#### Records to process ####

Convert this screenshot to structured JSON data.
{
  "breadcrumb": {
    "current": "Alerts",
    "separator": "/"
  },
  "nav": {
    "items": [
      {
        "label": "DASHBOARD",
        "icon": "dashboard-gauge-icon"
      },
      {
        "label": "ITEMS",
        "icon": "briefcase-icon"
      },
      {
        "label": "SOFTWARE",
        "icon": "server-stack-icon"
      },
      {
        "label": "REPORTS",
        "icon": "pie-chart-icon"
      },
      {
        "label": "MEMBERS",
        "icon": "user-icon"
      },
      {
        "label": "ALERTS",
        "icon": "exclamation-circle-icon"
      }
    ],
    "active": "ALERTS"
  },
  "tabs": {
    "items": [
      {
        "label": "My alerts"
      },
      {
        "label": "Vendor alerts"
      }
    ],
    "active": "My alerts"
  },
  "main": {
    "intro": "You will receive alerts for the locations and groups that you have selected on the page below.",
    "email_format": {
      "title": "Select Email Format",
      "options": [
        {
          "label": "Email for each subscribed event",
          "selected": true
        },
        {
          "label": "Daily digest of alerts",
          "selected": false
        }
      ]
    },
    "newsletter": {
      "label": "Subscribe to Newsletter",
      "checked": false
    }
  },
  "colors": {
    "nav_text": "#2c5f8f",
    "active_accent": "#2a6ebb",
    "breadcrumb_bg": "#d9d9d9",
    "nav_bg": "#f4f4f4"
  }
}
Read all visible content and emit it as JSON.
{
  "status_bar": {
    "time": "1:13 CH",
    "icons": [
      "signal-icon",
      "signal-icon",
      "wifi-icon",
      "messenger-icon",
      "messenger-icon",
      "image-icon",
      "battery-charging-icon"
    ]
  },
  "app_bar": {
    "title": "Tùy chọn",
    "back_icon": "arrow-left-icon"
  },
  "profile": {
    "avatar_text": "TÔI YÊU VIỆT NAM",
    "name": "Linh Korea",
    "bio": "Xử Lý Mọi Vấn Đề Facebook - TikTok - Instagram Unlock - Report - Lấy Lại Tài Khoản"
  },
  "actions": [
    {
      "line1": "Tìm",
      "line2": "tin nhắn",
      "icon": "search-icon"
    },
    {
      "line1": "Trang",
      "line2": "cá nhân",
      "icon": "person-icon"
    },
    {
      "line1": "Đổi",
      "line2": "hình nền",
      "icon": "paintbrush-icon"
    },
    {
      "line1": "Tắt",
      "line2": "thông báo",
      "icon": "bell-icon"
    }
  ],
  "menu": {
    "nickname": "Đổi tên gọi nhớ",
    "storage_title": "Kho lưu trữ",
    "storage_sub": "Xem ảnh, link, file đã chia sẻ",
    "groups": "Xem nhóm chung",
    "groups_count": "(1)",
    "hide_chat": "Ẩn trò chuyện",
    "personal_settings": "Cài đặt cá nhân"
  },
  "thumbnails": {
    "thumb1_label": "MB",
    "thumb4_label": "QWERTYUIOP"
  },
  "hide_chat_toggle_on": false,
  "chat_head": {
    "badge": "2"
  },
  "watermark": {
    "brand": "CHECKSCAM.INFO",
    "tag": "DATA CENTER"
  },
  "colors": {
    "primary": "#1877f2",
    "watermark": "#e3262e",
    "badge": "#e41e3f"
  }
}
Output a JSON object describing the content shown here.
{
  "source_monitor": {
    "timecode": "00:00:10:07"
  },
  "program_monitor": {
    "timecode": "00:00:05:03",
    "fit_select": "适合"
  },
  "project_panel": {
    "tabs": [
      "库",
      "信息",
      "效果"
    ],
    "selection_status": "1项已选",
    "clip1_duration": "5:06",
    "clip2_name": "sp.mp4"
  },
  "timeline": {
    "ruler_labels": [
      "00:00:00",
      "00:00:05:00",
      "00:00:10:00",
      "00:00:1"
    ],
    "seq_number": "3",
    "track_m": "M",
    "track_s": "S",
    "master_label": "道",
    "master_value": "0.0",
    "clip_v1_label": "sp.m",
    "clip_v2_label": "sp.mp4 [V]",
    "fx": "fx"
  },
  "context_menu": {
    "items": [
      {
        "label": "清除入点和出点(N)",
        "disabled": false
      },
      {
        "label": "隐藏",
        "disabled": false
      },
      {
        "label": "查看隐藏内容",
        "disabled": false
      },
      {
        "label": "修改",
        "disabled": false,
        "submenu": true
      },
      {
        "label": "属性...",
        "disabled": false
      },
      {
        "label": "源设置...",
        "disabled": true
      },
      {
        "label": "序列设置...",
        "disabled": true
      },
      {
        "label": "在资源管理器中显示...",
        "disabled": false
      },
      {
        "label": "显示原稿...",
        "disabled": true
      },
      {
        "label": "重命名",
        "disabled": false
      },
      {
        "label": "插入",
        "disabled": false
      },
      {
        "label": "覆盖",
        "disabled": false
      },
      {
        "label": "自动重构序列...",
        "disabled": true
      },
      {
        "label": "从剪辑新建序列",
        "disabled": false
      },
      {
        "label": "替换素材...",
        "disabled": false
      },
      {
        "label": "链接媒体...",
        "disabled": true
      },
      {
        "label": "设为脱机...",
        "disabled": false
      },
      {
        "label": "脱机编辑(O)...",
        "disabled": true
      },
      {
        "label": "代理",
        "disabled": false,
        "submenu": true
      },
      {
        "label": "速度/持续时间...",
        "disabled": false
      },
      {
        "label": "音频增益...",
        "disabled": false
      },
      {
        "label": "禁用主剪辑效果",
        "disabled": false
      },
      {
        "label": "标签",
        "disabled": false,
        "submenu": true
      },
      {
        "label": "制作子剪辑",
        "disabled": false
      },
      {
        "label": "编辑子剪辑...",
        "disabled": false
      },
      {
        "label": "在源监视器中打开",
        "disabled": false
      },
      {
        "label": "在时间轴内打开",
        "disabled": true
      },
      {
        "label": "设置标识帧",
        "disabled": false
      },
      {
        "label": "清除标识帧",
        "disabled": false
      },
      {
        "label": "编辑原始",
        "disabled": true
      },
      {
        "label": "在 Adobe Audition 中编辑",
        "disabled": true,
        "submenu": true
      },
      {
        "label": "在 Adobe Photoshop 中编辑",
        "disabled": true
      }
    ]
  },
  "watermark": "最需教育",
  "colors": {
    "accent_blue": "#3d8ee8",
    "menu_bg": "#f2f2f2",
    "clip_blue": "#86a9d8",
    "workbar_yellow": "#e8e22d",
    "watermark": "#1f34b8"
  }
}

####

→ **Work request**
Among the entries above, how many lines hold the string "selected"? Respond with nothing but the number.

→ **Answer section**
3